About 12km outside Mysore is Chamundi hill. Hindus have built a few temples on top of the hill, which can be reached either by bus, riksha or 1000 stairs. After Adam’s peak in Sri Lanka I had enough of walking up lots of stairs, so we opted to go for motorised transport and walk down. Both the temples and the views over the city were worth the trek, or so we understood, so we set off late afternoon.
After a good 30 minutes we finally reached our destination, having broken down twice. One thing that we immediately noticed were the tourist shops calling out to us. Not interested we hurried on to the temple, where a number of typical developing country things happened.
First someone tells you need to take your shoes off. Second, someone hands you flowers for offering in the temple. Third, another person ushers you to the “no donation” entrance. We were pretty sure what was going to happen after this, but we were keen to enjoy the views from the main temple so we went along with it.
Keen to get in we walked past someone selling sweets, who insists we needed to buy some. We brushed him off and walked on. Inside the temple it was full of people, and we struggled to donate our flowers amidst the dedicated Hindus. The whole offering process in the temple was a hurried and unpleasant experience, and we hardly had a moment to take in our surroundings. As a result we also walked past the various donation boxes. Since the higher temple terrace, that held the actual view over the city, was closed we left the temple with nothing we set out to achieve.
From there it went downhill quickly, and even now I’m wondering whether the events that happened after leaving the temple are somehow connected to what happened in the temple.
First we went to pick up our shoes. The guys holding them for us demanded 2 rupee per pair, plus an indeterminate amount of waiting money. Next came flower money. Because it was relatively early in our trip we didn’t have much small notes and coins, so we struggled to raise what they felt was a reasonable amount. Franzi and I had misunderstanding 1: I saw her give the guys 10 rupee, which I thought was fine for holding on to our shoes for 10 minutes, but I had missed he’d given it back, citing the note being damaged. I thought he wanted more money and since my smallest note started at 50 rupee I brushed him off and we walked out of there.

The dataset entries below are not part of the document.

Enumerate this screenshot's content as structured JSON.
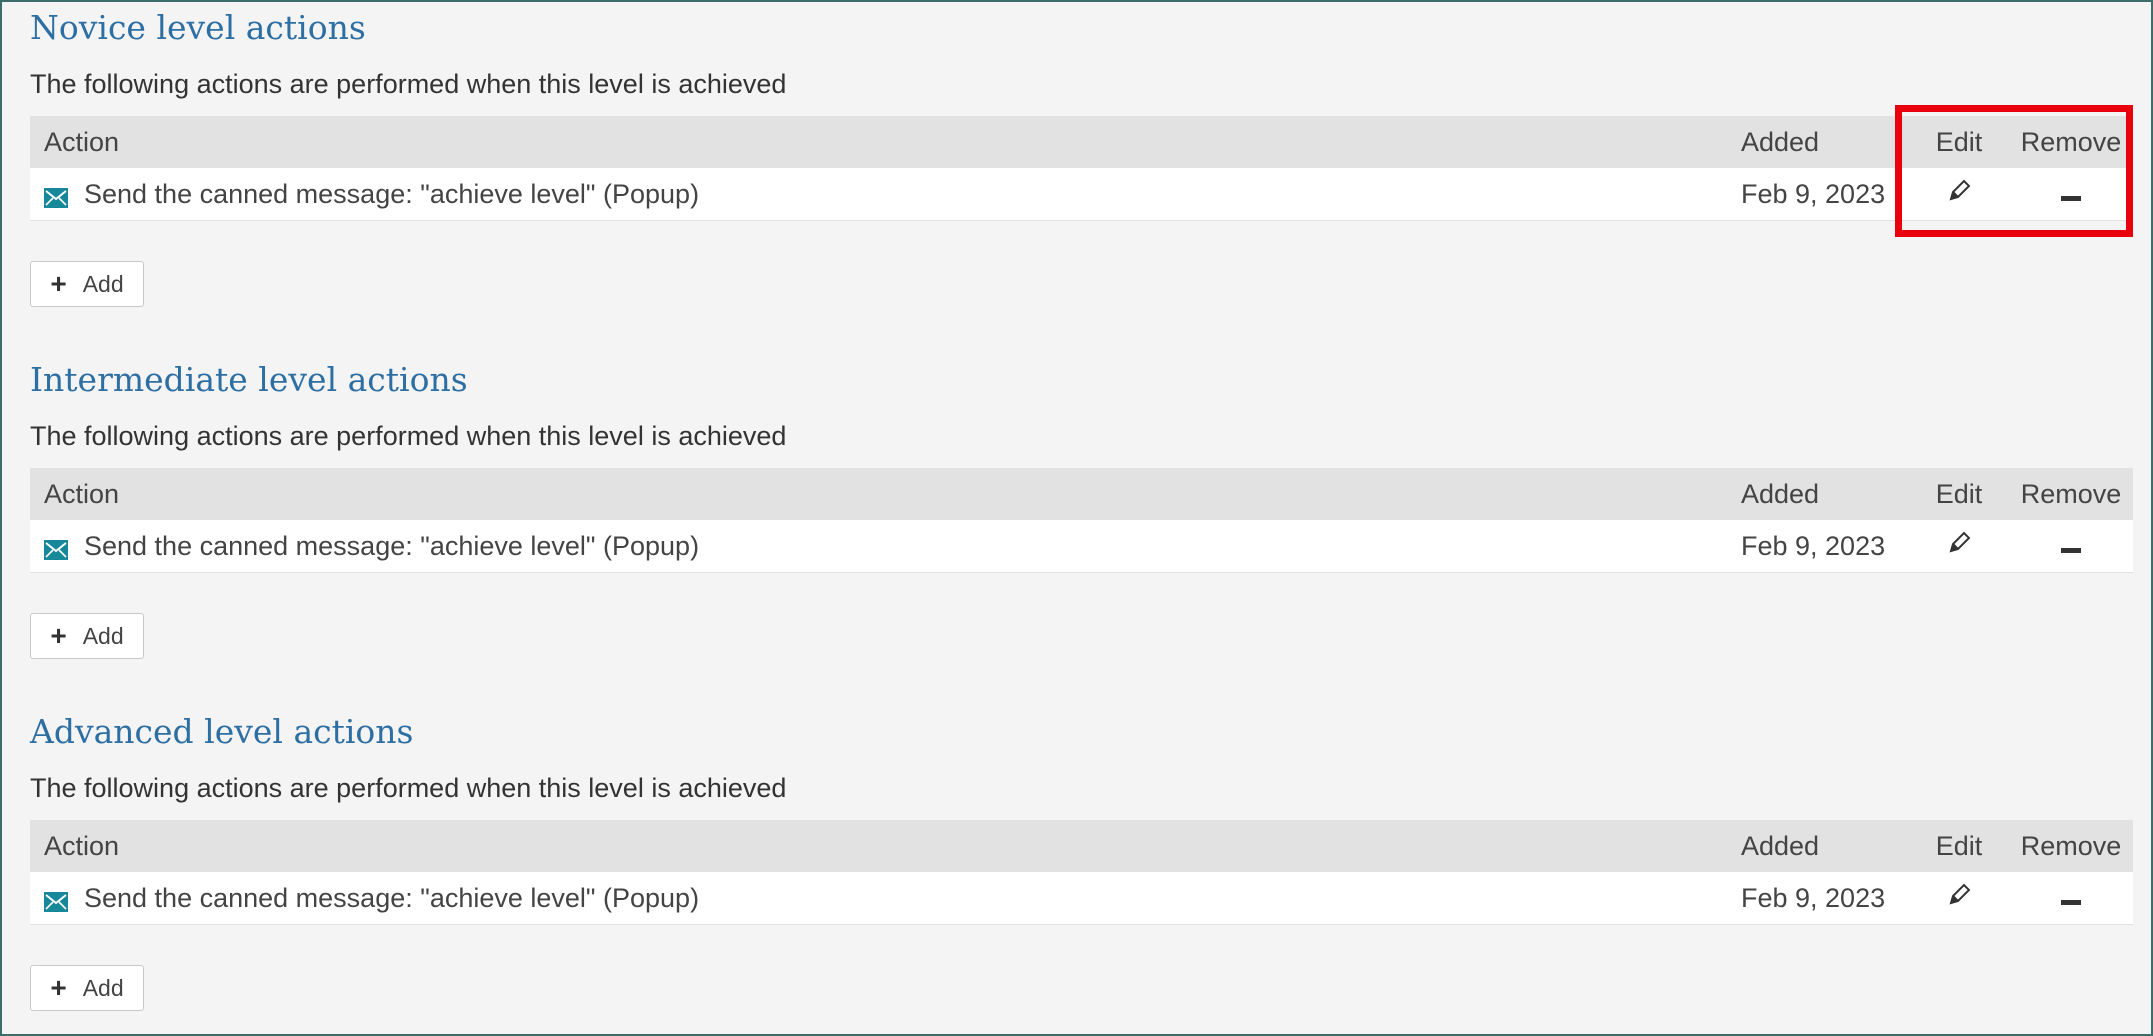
{
  "columns": {
    "action": "Action",
    "added": "Added",
    "edit": "Edit",
    "remove": "Remove"
  },
  "description": "The following actions are performed when this level is achieved",
  "add_label": "Add",
  "sections": [
    {
      "title": "Novice level actions",
      "rows": [
        {
          "action": "Send the canned message: \"achieve level\" (Popup)",
          "added": "Feb 9, 2023"
        }
      ]
    },
    {
      "title": "Intermediate level actions",
      "rows": [
        {
          "action": "Send the canned message: \"achieve level\" (Popup)",
          "added": "Feb 9, 2023"
        }
      ]
    },
    {
      "title": "Advanced level actions",
      "rows": [
        {
          "action": "Send the canned message: \"achieve level\" (Popup)",
          "added": "Feb 9, 2023"
        }
      ]
    }
  ],
  "icons": {
    "row_type": "envelope-icon",
    "edit": "pencil-icon",
    "remove": "minus-icon",
    "add": "plus-icon"
  },
  "colors": {
    "title": "#2e6fa3",
    "envelope": "#17879a",
    "highlight": "#e8000d",
    "frame": "#3b6e6a"
  }
}
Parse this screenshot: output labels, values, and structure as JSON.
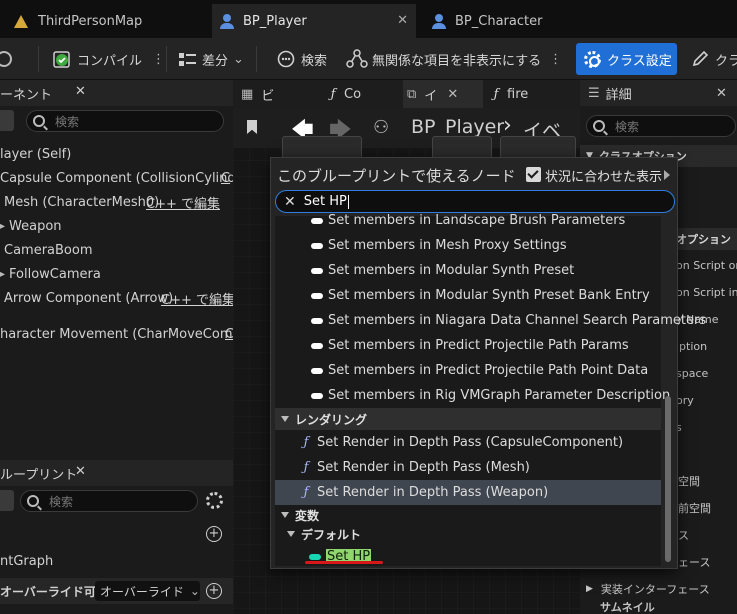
{
  "tabs": [
    {
      "label": "ThirdPersonMap",
      "icon": "map-icon"
    },
    {
      "label": "BP_Player",
      "icon": "blueprint-icon",
      "active": true,
      "close": "✕"
    },
    {
      "label": "BP_Character",
      "icon": "blueprint-icon"
    }
  ],
  "toolbar": {
    "compile": "コンパイル",
    "diff": "差分",
    "search": "検索",
    "hide_unrelated": "無関係な項目を非表示にする",
    "class_settings": "クラス設定",
    "class_defaults_partial": "クラ"
  },
  "components_panel": {
    "title": "ーネント",
    "close": "✕",
    "search_placeholder": "検索",
    "rows": [
      {
        "label": "layer (Self)"
      },
      {
        "label": "Capsule Component (CollisionCylinder)",
        "suffix": "C"
      },
      {
        "label": "Mesh (CharacterMesh0)",
        "suffix": "C++ で編集"
      },
      {
        "label": "Weapon"
      },
      {
        "label": "CameraBoom"
      },
      {
        "label": "FollowCamera"
      },
      {
        "label": "Arrow Component (Arrow)",
        "suffix": "C++ で編集"
      },
      {
        "label": "haracter Movement (CharMoveComp)",
        "suffix": "C"
      }
    ]
  },
  "my_blueprint_panel": {
    "title": "ループリント",
    "close": "✕",
    "search_placeholder": "検索",
    "graph_item": "ntGraph",
    "override_label": "オーバーライド可能",
    "override_dropdown": "オーバーライド"
  },
  "graph_tabs": [
    {
      "label": "ビ"
    },
    {
      "label": "Co"
    },
    {
      "label": "イ",
      "active": true
    },
    {
      "label": "fire"
    }
  ],
  "breadcrumb": {
    "blueprint": "BP_Player",
    "graph": "イベ"
  },
  "details_panel": {
    "title": "詳細",
    "close": "✕",
    "search_placeholder": "検索",
    "section_class_options": "クラスオプション",
    "section_options": "オプション",
    "rows": [
      "on Script on",
      "on Script in S",
      "y Name",
      "iption",
      "space",
      "ory",
      "s",
      "空間",
      "前空間",
      "ス",
      "ェース"
    ],
    "implemented_interfaces": "実装インターフェース",
    "last_row": "サムネイル"
  },
  "popup": {
    "title": "このブループリントで使えるノード",
    "context_sensitive": "状況に合わせた表示",
    "search_value": "Set HP",
    "clear": "✕",
    "items": [
      {
        "label": "Set members in Landscape Brush Parameters",
        "kind": "struct"
      },
      {
        "label": "Set members in Mesh Proxy Settings",
        "kind": "struct"
      },
      {
        "label": "Set members in Modular Synth Preset",
        "kind": "struct"
      },
      {
        "label": "Set members in Modular Synth Preset Bank Entry",
        "kind": "struct"
      },
      {
        "label": "Set members in Niagara Data Channel Search Parameters",
        "kind": "struct"
      },
      {
        "label": "Set members in Predict Projectile Path Params",
        "kind": "struct"
      },
      {
        "label": "Set members in Predict Projectile Path Point Data",
        "kind": "struct"
      },
      {
        "label": "Set members in Rig VMGraph Parameter Description",
        "kind": "struct"
      }
    ],
    "category_rendering": "レンダリング",
    "render_items": [
      {
        "label": "Set Render in Depth Pass (CapsuleComponent)"
      },
      {
        "label": "Set Render in Depth Pass (Mesh)"
      },
      {
        "label": "Set Render in Depth Pass (Weapon)",
        "selected": true
      }
    ],
    "category_variables": "変数",
    "category_default": "デフォルト",
    "variable_item": "Set HP",
    "function_glyph": "ƒ"
  },
  "colors": {
    "accent_blue": "#1f6fd6",
    "variable_pill": "#18d6b3",
    "highlight": "#8fd66c",
    "annotation_red": "#d71818"
  }
}
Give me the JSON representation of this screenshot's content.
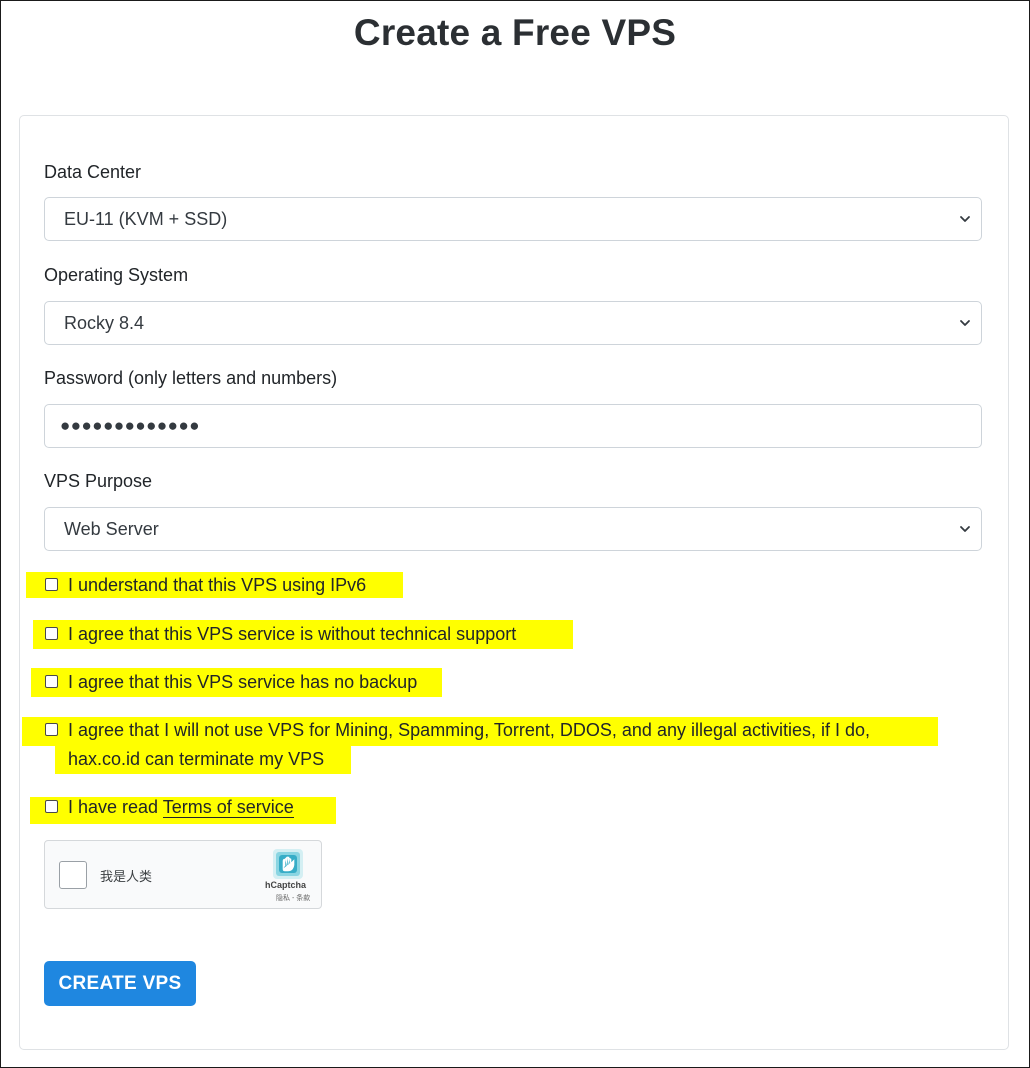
{
  "page": {
    "title": "Create a Free VPS"
  },
  "form": {
    "data_center": {
      "label": "Data Center",
      "selected": "EU-11 (KVM + SSD)"
    },
    "operating_system": {
      "label": "Operating System",
      "selected": "Rocky 8.4"
    },
    "password": {
      "label": "Password (only letters and numbers)",
      "masked_value": "●●●●●●●●●●●●●"
    },
    "purpose": {
      "label": "VPS Purpose",
      "selected": "Web Server"
    },
    "checkboxes": [
      {
        "text": "I understand that this VPS using IPv6",
        "checked": false
      },
      {
        "text": "I agree that this VPS service is without technical support",
        "checked": false
      },
      {
        "text": "I agree that this VPS service has no backup",
        "checked": false
      },
      {
        "text_line1": "I agree that I will not use VPS for Mining, Spamming, Torrent, DDOS, and any illegal activities, if I do,",
        "text_line2": "hax.co.id can terminate my VPS",
        "checked": false
      },
      {
        "text_prefix": "I have read ",
        "link_text": "Terms of service",
        "checked": false
      }
    ],
    "captcha": {
      "label": "我是人类",
      "brand": "hCaptcha",
      "links": "隐私 - 条款"
    },
    "submit_label": "CREATE VPS"
  },
  "colors": {
    "highlight": "#ffff00",
    "button": "#1f87e0",
    "title": "#2b2f33"
  },
  "icons": {
    "select_arrow": "chevron-down-icon",
    "captcha_logo": "hcaptcha-logo-icon"
  }
}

Thoroughly disappointed with the wasted (but cheap) afternoon we wandered around the area and came across a sign to Anani, a statue of Shiva’s bull which sat on the stairs down to town. We just thought to double-check that memory served us right, and while I bent over to get our guidebook from our daypack I get a whack on the head from Franzi.
Not sure what happened I look up, and instead of seeing Franzi where she was a second ago I stare into the face of a very large cow, and Franzi now behind me a few steps lower. I burst out laughing, assuming that the silly cow walked into Franzi and nudged her off the stairs. Franzi is busy rubbing her back however, and closer inspection shows a nice bite mark.
I can’t shake off the feeling that the cow incident is connected to not donating to the temple and shoe people. Silly I know, but cows are holy after all, so it’s not a great stretch of imagination!